▶ [WORK ITEM]:
Reproduce the whole listing below exactly.
(Beginning of SUPPLIED MATERIAL)
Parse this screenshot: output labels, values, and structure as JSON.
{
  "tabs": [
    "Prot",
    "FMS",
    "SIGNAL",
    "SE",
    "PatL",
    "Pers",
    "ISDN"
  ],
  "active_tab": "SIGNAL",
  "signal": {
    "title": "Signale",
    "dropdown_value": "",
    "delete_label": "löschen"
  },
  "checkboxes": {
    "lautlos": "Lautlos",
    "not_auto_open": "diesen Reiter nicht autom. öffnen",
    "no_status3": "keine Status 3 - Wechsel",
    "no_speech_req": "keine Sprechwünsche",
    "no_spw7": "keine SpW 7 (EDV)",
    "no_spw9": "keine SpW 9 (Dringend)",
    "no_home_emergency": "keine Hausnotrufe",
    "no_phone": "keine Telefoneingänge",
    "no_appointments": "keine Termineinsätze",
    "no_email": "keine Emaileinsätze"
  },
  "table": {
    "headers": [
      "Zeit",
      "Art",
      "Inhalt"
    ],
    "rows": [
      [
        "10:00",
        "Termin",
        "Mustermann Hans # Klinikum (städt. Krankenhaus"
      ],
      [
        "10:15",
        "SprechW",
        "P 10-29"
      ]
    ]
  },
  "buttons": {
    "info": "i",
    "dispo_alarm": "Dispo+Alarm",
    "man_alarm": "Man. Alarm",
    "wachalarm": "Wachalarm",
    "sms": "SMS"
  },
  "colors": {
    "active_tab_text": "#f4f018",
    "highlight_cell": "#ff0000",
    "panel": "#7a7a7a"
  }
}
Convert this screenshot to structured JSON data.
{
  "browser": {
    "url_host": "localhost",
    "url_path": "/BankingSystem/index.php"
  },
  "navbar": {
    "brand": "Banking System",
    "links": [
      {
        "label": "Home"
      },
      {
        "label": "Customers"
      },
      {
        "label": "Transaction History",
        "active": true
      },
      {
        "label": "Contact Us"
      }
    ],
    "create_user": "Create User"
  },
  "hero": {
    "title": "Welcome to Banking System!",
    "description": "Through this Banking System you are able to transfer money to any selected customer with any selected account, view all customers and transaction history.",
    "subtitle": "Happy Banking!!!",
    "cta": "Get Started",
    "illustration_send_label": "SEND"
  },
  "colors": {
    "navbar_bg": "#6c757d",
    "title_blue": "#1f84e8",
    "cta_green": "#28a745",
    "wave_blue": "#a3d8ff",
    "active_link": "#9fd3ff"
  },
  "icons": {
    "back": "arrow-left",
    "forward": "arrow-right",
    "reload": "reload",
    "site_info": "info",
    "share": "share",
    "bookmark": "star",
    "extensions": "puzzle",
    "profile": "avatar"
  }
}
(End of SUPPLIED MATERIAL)
▶ [TASK ANSWER]:
Parse this screenshot: output labels, values, and structure as JSON.
{
  "tabs": [
    "Prot",
    "FMS",
    "SIGNAL",
    "SE",
    "PatL",
    "Pers",
    "ISDN"
  ],
  "active_tab": "SIGNAL",
  "signal": {
    "title": "Signale",
    "dropdown_value": "",
    "delete_label": "löschen"
  },
  "checkboxes": {
    "lautlos": "Lautlos",
    "not_auto_open": "diesen Reiter nicht autom. öffnen",
    "no_status3": "keine Status 3 - Wechsel",
    "no_speech_req": "keine Sprechwünsche",
    "no_spw7": "keine SpW 7 (EDV)",
    "no_spw9": "keine SpW 9 (Dringend)",
    "no_home_emergency": "keine Hausnotrufe",
    "no_phone": "keine Telefoneingänge",
    "no_appointments": "keine Termineinsätze",
    "no_email": "keine Emaileinsätze"
  },
  "table": {
    "headers": [
      "Zeit",
      "Art",
      "Inhalt"
    ],
    "rows": [
      [
        "10:00",
        "Termin",
        "Mustermann Hans # Klinikum (städt. Krankenhaus"
      ],
      [
        "10:15",
        "SprechW",
        "P 10-29"
      ]
    ]
  },
  "buttons": {
    "info": "i",
    "dispo_alarm": "Dispo+Alarm",
    "man_alarm": "Man. Alarm",
    "wachalarm": "Wachalarm",
    "sms": "SMS"
  },
  "colors": {
    "active_tab_text": "#f4f018",
    "highlight_cell": "#ff0000",
    "panel": "#7a7a7a"
  }
}
Convert this screenshot to structured JSON data.
{
  "browser": {
    "url_host": "localhost",
    "url_path": "/BankingSystem/index.php"
  },
  "navbar": {
    "brand": "Banking System",
    "links": [
      {
        "label": "Home"
      },
      {
        "label": "Customers"
      },
      {
        "label": "Transaction History",
        "active": true
      },
      {
        "label": "Contact Us"
      }
    ],
    "create_user": "Create User"
  },
  "hero": {
    "title": "Welcome to Banking System!",
    "description": "Through this Banking System you are able to transfer money to any selected customer with any selected account, view all customers and transaction history.",
    "subtitle": "Happy Banking!!!",
    "cta": "Get Started",
    "illustration_send_label": "SEND"
  },
  "colors": {
    "navbar_bg": "#6c757d",
    "title_blue": "#1f84e8",
    "cta_green": "#28a745",
    "wave_blue": "#a3d8ff",
    "active_link": "#9fd3ff"
  },
  "icons": {
    "back": "arrow-left",
    "forward": "arrow-right",
    "reload": "reload",
    "site_info": "info",
    "share": "share",
    "bookmark": "star",
    "extensions": "puzzle",
    "profile": "avatar"
  }
}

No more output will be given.